■ Records shown
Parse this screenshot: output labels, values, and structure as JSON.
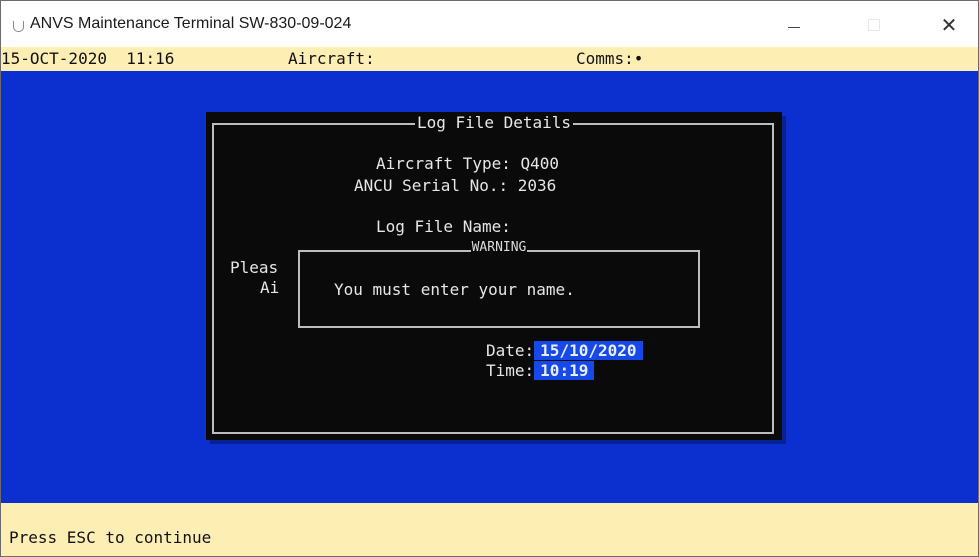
{
  "window": {
    "title": "ANVS Maintenance Terminal SW-830-09-024",
    "minimize_icon": "minimize-icon",
    "maximize_icon": "maximize-icon",
    "close_glyph": "✕"
  },
  "status": {
    "datetime": "15-OCT-2020  11:16",
    "aircraft_label": "Aircraft:",
    "comms_label": "Comms:•"
  },
  "dialog": {
    "title": "Log File Details",
    "aircraft_type_label": "Aircraft Type: ",
    "aircraft_type_value": "Q400",
    "ancu_serial_label": "ANCU Serial No.: ",
    "ancu_serial_value": "2036",
    "log_file_name_label": "Log File Name:",
    "please_partial": "Pleas",
    "ai_partial": "Ai",
    "date_label": "Date:",
    "date_value": "15/10/2020",
    "time_label": "Time:",
    "time_value": "10:19"
  },
  "warning": {
    "title": "WARNING",
    "message": "You must enter your name."
  },
  "footer": {
    "hint": "Press ESC to continue"
  },
  "colors": {
    "terminal_blue": "#0c2fcf",
    "status_bar": "#fdeeb4",
    "dialog_bg": "#0a0a0a",
    "field_highlight": "#1749e8"
  }
}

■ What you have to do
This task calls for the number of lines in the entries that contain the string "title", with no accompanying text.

■ Response box
3